WHAT NEEDS TO BE DONE: Would you filter these records and copy every line that has the word "text"?

(Items from a data source)

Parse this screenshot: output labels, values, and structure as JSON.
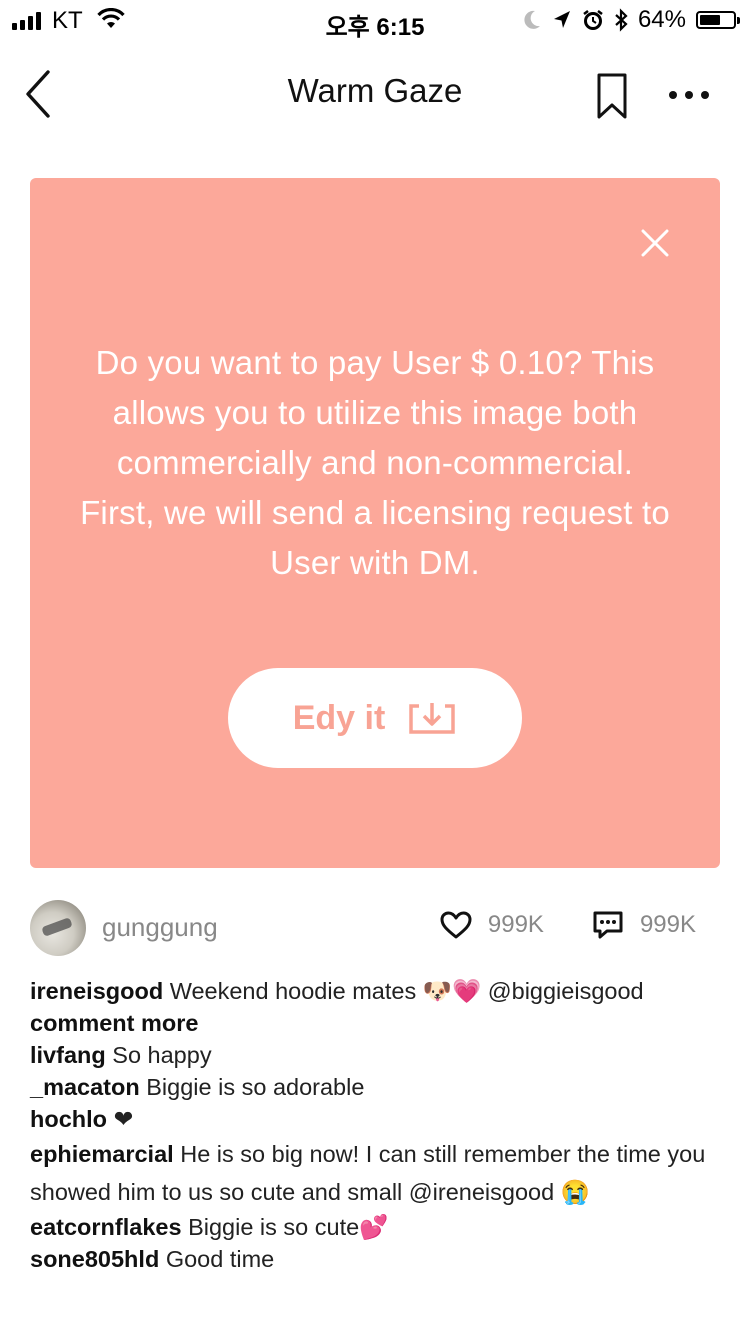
{
  "status": {
    "carrier": "KT",
    "time": "오후 6:15",
    "battery": "64%",
    "battery_level": 0.64
  },
  "header": {
    "title": "Warm Gaze"
  },
  "card": {
    "background": "#fca89a",
    "message": "Do you want to pay User $ 0.10? This allows you to utilize this image both commercially and non-commercial. First, we will send a licensing request to User with DM.",
    "button_label": "Edy it"
  },
  "post": {
    "author": "gunggung",
    "likes": "999K",
    "comments": "999K"
  },
  "comments": [
    {
      "user": "ireneisgood",
      "text": "Weekend hoodie mates 🐶💗 @biggieisgood"
    },
    {
      "user": "livfang",
      "text": "So happy"
    },
    {
      "user": "_macaton",
      "text": "Biggie is so adorable"
    },
    {
      "user": "hochlo",
      "text": "❤"
    },
    {
      "user": "ephiemarcial",
      "text": "He is so big now! I can still remember the time you showed him to us so cute and small @ireneisgood 😭"
    },
    {
      "user": "eatcornflakes",
      "text": "Biggie is so cute💕"
    },
    {
      "user": "sone805hld",
      "text": "Good time"
    }
  ],
  "comment_more_label": "comment more",
  "icons": [
    "wifi-icon",
    "moon-icon",
    "location-icon",
    "alarm-icon",
    "bluetooth-icon",
    "back-chevron-icon",
    "bookmark-icon",
    "more-icon",
    "close-icon",
    "download-icon",
    "heart-icon",
    "comment-icon"
  ]
}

EXERCISE RESPONSE:
      "text": "Weekend hoodie mates 🐶💗 @biggieisgood"
      "text": "So happy"
      "text": "Biggie is so adorable"
      "text": "❤"
      "text": "He is so big now! I can still remember the time you showed him to us so cute and small @ireneisgood 😭"
      "text": "Biggie is so cute💕"
      "text": "Good time"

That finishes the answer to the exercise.